Assigned task. All of the data below should be written out again exactly.

Data supplied.
▬▬▬
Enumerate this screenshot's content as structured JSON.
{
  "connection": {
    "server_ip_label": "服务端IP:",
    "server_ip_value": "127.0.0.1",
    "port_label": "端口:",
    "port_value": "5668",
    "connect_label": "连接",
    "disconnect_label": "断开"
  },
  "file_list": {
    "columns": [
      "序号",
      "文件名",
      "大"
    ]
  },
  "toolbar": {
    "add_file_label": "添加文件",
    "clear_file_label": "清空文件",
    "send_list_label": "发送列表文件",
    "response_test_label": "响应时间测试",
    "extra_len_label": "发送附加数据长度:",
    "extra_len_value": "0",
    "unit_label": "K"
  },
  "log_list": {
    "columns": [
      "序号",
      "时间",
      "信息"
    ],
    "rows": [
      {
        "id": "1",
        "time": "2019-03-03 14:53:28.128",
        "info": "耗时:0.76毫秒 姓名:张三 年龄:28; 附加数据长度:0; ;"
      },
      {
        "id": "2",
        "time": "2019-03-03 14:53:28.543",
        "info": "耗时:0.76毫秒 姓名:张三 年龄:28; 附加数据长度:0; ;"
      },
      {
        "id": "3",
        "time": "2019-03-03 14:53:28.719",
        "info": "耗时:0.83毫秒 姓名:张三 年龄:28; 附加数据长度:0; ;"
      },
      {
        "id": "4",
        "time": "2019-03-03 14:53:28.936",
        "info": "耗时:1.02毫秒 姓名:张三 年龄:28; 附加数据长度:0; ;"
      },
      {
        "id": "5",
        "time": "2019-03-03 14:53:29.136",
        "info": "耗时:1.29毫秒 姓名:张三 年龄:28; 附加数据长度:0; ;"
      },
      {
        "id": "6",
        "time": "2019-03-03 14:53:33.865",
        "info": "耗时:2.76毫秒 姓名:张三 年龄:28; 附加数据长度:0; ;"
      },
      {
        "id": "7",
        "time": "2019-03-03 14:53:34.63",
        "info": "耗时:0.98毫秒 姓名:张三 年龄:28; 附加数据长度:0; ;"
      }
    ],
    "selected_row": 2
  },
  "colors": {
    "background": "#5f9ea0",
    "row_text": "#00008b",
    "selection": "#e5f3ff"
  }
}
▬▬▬
Answer for the task.
Enumerate this screenshot's content as structured JSON.
{
  "connection": {
    "server_ip_label": "服务端IP:",
    "server_ip_value": "127.0.0.1",
    "port_label": "端口:",
    "port_value": "5668",
    "connect_label": "连接",
    "disconnect_label": "断开"
  },
  "file_list": {
    "columns": [
      "序号",
      "文件名",
      "大"
    ]
  },
  "toolbar": {
    "add_file_label": "添加文件",
    "clear_file_label": "清空文件",
    "send_list_label": "发送列表文件",
    "response_test_label": "响应时间测试",
    "extra_len_label": "发送附加数据长度:",
    "extra_len_value": "0",
    "unit_label": "K"
  },
  "log_list": {
    "columns": [
      "序号",
      "时间",
      "信息"
    ],
    "rows": [
      {
        "id": "1",
        "time": "2019-03-03 14:53:28.128",
        "info": "耗时:0.76毫秒 姓名:张三 年龄:28; 附加数据长度:0; ;"
      },
      {
        "id": "2",
        "time": "2019-03-03 14:53:28.543",
        "info": "耗时:0.76毫秒 姓名:张三 年龄:28; 附加数据长度:0; ;"
      },
      {
        "id": "3",
        "time": "2019-03-03 14:53:28.719",
        "info": "耗时:0.83毫秒 姓名:张三 年龄:28; 附加数据长度:0; ;"
      },
      {
        "id": "4",
        "time": "2019-03-03 14:53:28.936",
        "info": "耗时:1.02毫秒 姓名:张三 年龄:28; 附加数据长度:0; ;"
      },
      {
        "id": "5",
        "time": "2019-03-03 14:53:29.136",
        "info": "耗时:1.29毫秒 姓名:张三 年龄:28; 附加数据长度:0; ;"
      },
      {
        "id": "6",
        "time": "2019-03-03 14:53:33.865",
        "info": "耗时:2.76毫秒 姓名:张三 年龄:28; 附加数据长度:0; ;"
      },
      {
        "id": "7",
        "time": "2019-03-03 14:53:34.63",
        "info": "耗时:0.98毫秒 姓名:张三 年龄:28; 附加数据长度:0; ;"
      }
    ],
    "selected_row": 2
  },
  "colors": {
    "background": "#5f9ea0",
    "row_text": "#00008b",
    "selection": "#e5f3ff"
  }
}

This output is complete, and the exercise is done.